**YOUR TASK**
Output all of the records exactly as written.

**SUPPLIED DATA**
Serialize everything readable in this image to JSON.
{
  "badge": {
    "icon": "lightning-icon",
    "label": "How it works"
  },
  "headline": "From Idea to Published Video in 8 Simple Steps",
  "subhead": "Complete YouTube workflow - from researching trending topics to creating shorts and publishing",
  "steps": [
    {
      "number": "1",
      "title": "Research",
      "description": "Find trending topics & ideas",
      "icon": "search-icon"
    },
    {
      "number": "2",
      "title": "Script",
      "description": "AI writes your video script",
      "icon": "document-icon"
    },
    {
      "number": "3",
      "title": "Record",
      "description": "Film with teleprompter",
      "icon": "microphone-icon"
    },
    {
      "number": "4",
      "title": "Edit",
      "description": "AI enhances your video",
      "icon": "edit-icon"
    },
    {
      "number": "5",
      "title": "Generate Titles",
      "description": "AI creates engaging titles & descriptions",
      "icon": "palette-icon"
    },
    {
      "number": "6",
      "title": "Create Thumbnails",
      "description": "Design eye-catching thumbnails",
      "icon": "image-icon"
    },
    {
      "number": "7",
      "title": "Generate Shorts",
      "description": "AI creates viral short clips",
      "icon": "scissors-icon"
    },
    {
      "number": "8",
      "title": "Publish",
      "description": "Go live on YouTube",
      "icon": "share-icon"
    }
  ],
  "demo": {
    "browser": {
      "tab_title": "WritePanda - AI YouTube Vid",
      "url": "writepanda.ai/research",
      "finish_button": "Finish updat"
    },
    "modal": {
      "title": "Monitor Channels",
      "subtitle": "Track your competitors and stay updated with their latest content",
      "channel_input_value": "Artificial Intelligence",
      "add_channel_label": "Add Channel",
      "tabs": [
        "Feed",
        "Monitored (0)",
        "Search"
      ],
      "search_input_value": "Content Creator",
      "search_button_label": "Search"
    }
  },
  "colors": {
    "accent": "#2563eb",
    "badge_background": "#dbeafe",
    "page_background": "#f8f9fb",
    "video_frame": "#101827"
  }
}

**WRITTEN RESPONSE**
Serialize everything readable in this image to JSON.
{
  "badge": {
    "icon": "lightning-icon",
    "label": "How it works"
  },
  "headline": "From Idea to Published Video in 8 Simple Steps",
  "subhead": "Complete YouTube workflow - from researching trending topics to creating shorts and publishing",
  "steps": [
    {
      "number": "1",
      "title": "Research",
      "description": "Find trending topics & ideas",
      "icon": "search-icon"
    },
    {
      "number": "2",
      "title": "Script",
      "description": "AI writes your video script",
      "icon": "document-icon"
    },
    {
      "number": "3",
      "title": "Record",
      "description": "Film with teleprompter",
      "icon": "microphone-icon"
    },
    {
      "number": "4",
      "title": "Edit",
      "description": "AI enhances your video",
      "icon": "edit-icon"
    },
    {
      "number": "5",
      "title": "Generate Titles",
      "description": "AI creates engaging titles & descriptions",
      "icon": "palette-icon"
    },
    {
      "number": "6",
      "title": "Create Thumbnails",
      "description": "Design eye-catching thumbnails",
      "icon": "image-icon"
    },
    {
      "number": "7",
      "title": "Generate Shorts",
      "description": "AI creates viral short clips",
      "icon": "scissors-icon"
    },
    {
      "number": "8",
      "title": "Publish",
      "description": "Go live on YouTube",
      "icon": "share-icon"
    }
  ],
  "demo": {
    "browser": {
      "tab_title": "WritePanda - AI YouTube Vid",
      "url": "writepanda.ai/research",
      "finish_button": "Finish updat"
    },
    "modal": {
      "title": "Monitor Channels",
      "subtitle": "Track your competitors and stay updated with their latest content",
      "channel_input_value": "Artificial Intelligence",
      "add_channel_label": "Add Channel",
      "tabs": [
        "Feed",
        "Monitored (0)",
        "Search"
      ],
      "search_input_value": "Content Creator",
      "search_button_label": "Search"
    }
  },
  "colors": {
    "accent": "#2563eb",
    "badge_background": "#dbeafe",
    "page_background": "#f8f9fb",
    "video_frame": "#101827"
  }
}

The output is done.